= EXERCISE PROMPT =
Look through the data below and work out how many lines contain the string "icon". Give the number alone.

[Stored dataset items]

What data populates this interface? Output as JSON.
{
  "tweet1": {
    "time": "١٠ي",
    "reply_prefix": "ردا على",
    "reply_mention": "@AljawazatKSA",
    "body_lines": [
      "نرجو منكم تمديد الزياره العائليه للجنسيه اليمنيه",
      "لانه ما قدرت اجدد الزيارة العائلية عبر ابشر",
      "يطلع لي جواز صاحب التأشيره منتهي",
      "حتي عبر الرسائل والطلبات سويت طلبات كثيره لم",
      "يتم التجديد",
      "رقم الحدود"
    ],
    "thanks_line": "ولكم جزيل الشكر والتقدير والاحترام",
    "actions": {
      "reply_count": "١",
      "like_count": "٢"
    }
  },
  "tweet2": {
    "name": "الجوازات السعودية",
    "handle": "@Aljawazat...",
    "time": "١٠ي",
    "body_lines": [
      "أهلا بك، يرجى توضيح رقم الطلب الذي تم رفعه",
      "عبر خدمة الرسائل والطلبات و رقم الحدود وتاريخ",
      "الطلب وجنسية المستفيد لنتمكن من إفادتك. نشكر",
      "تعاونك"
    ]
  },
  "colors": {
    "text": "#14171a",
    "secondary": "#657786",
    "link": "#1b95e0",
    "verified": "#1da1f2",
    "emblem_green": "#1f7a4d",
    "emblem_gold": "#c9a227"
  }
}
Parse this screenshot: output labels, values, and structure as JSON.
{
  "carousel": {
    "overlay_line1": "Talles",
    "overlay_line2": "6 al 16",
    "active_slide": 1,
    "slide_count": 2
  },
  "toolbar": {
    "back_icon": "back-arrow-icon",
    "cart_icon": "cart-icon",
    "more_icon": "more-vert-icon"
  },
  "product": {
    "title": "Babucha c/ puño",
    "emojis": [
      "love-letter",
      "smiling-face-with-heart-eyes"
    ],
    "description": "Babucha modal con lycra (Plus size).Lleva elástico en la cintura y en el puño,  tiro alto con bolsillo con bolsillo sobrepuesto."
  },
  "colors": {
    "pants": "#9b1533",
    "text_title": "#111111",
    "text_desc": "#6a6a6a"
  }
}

= RESULT OF THIS EXERCISE =
3